Bioelectronics could lead to a new class of medicine

Jul 02, 2014

Imagine having tiny electronics implanted somewhere in your body that can regulate nerve signals and make symptoms of various disorders go away. That's the vision of the field of bioelectronic medicine—the emerging discipline that has made enough promising advances to draw a big investment by a pharmaceutical giant, according to an article in Chemical & Engineering News (C&EN), the weekly news magazine of the American Chemical Society.

Ann M. Thayer, a senior correspondent at C&EN, explains that much of the progress made in bioelectronic medicine has been driven by university research so far. But more than a year ago, the British drug company GlaxoSmithKline dove into the field and is now funding about 25 investigations exploring disease biology and neural signaling. They are betting that the budding discipline will lead to a whole new class of medicines for metabolic, immune-inflammatory, respiratory, cardiovascular and other disorders.

Others are also heavily invested in the future of bioelectronic science. A few start-ups are working toward clinical applications. The National Institutes of Health is also advancing neuroscience with its Brain Research through Advancing Innovative Neurotechnologies (BRAIN) Initiative. But scientists still have to work out some major puzzles before they can benefit patients. For one, they have to completely map out which nerves affect which organs and functions. Once that base is built, the field could be well poised to take off.

Explore further: On the road to improvement: EPA's troubled program on chemical hazards

More information: Shock Therapy, cen.acs.org/articles/92/i26/Shock-Therapy.html

add to favorites email to friend print save as pdf

Related Stories

Personalized medicine has finally arrived—or has it?

Feb 26, 2014

As the price for decoding a person's DNA keeps dropping, expectations for personalized medicine based on specific genetic profiling rise. But translating an individual's genetic data into finely tailored medical treatments ...

Pharma firms turn attention to hearing loss

Apr 09, 2014

Hearing loss affects 36 million Americans to some degree, often leaving them feeling isolated, but it has received little attention from the pharmaceutical industry—until now. Small firms have brought a handful of potential ...

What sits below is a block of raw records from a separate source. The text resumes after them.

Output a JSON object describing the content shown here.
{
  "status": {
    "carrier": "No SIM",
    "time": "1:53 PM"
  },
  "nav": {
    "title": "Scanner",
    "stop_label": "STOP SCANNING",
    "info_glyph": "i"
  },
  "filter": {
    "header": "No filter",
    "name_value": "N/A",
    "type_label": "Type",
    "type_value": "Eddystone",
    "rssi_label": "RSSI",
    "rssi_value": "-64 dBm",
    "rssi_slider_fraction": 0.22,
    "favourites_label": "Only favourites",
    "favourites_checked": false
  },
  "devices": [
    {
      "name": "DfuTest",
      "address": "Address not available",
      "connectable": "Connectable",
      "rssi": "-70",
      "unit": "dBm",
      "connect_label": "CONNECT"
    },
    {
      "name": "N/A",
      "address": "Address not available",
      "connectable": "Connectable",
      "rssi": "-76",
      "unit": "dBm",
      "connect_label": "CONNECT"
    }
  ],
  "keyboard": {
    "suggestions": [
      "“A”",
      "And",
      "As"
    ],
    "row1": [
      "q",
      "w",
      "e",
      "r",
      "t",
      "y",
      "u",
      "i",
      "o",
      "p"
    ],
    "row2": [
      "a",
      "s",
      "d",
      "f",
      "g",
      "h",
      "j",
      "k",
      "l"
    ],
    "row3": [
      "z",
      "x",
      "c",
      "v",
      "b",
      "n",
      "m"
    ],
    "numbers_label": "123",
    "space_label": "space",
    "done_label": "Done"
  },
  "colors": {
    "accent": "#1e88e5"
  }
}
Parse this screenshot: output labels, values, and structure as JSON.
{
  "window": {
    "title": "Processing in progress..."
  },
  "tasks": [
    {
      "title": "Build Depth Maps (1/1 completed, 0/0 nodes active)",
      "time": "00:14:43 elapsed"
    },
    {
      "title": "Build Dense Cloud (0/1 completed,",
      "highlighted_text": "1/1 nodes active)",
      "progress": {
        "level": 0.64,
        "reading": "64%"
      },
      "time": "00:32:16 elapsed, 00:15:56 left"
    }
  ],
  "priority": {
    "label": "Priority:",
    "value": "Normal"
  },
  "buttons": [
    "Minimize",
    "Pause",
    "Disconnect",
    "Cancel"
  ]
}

Recommended for you

Amino acids key to new gold leaching process

14 hours ago

Curtin University scientists have developed a gold and copper extraction process using an amino acid–hydrogen peroxide system, which could provide an environmentally friendly and cheaper alternative to ...

Researchers create designer 'barrel' proteins

Oct 23, 2014

Proteins are long linear molecules that fold up to form well-defined 3D shapes. These 3D molecular architectures are essential for biological functions such as the elasticity of skin, the digestion of food, ...

User comments : 0